Today I was an 8th grade reading/language arts teacher at Edison Middle School. Even before I accepted this assignment, I began to tremble in fear. You see, I have a not-so-secret fear of teaching anyone in 8th grade or beyond, at least in the public school system. (After high school, the fear disappears.) I am not sure what all has contributed to this fear, although I am positive that at least part of it is the fact that most 8th graders are taller than me–at least the boys are. It is also probably due to the fact that 13-14-year-olds have finally realised the great secret to being a student in a class: the teacher only has as much power and authority as the class wants to give him or her.
And so it was that I hesitantly accepted the assignment to teach 8th graders. These are students who were in 5th grade when I began student teaching. But I don’t know any of the students at Edison in 8th grade, except for a couple of them who I know through church. Yet I have braved far worse things that 8th graders. I have braved, and survived, the dreaded kindergarten classroom–the room where kids cry and suck their thumbs and try to hug the teacher. So I figured it was time to face my fear.
I am glad that I did! The 8th graders I taught were witty, intelligent, fun young men and young women. They were earnest in their questions, honest about their opinions, and open to listening to what I had to share. Many of the class periods were working on plot maps (a concept that I find just barely on this side of inane) and reading short stories by the great American author Edgar Alan Poe. As soon as I realised this, I knew I could win these teenagers in a heartbeat. All it took was a reference to Mr. Poe’s ignoble death from alcoholism or drug overdose. A quick description of the author lying in the gutter, wearing someone else’s clothing, and incoherently yelling out, “Reynolds! Reynolds!” and I had them. It was smooth sailing after that. I was able to teach them about the concept of the serial novella, and helped them draw connections to serial stories today, such as “Harry Potter” and the “39 Clues” series. And, hey, I was even able to make it through a description of the plot map, and why it does serve some use in understanding the outline of a story.

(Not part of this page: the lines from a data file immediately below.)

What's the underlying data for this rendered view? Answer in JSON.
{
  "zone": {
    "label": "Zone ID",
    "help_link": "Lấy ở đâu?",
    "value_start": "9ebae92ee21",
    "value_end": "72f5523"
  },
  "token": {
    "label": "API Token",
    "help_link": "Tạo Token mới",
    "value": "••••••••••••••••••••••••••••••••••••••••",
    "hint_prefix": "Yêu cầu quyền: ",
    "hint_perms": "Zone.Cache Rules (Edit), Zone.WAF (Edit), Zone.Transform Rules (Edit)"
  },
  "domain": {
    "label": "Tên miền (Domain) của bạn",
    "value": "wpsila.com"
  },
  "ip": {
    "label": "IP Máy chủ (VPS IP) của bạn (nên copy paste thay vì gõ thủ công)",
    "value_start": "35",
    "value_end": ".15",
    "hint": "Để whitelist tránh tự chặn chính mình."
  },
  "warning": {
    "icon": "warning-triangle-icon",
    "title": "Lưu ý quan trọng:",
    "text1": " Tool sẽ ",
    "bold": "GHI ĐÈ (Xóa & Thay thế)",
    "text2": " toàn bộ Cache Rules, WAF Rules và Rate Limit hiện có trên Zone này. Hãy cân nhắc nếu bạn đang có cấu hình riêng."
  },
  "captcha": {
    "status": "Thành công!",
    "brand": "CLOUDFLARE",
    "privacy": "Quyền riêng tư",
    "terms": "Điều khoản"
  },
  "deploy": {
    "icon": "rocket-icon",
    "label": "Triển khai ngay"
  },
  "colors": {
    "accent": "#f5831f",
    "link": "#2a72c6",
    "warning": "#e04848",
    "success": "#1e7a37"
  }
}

So, while I am still terrified of teaching high schoolers, I am no longer afraid of teaching 8th graders. None of them bite, none of them tried to tie me to a chair and throw desks out the ridiculously large windows that Edison classrooms have, and none of them set the room on fire. I look forward to going back and seeing these kids again!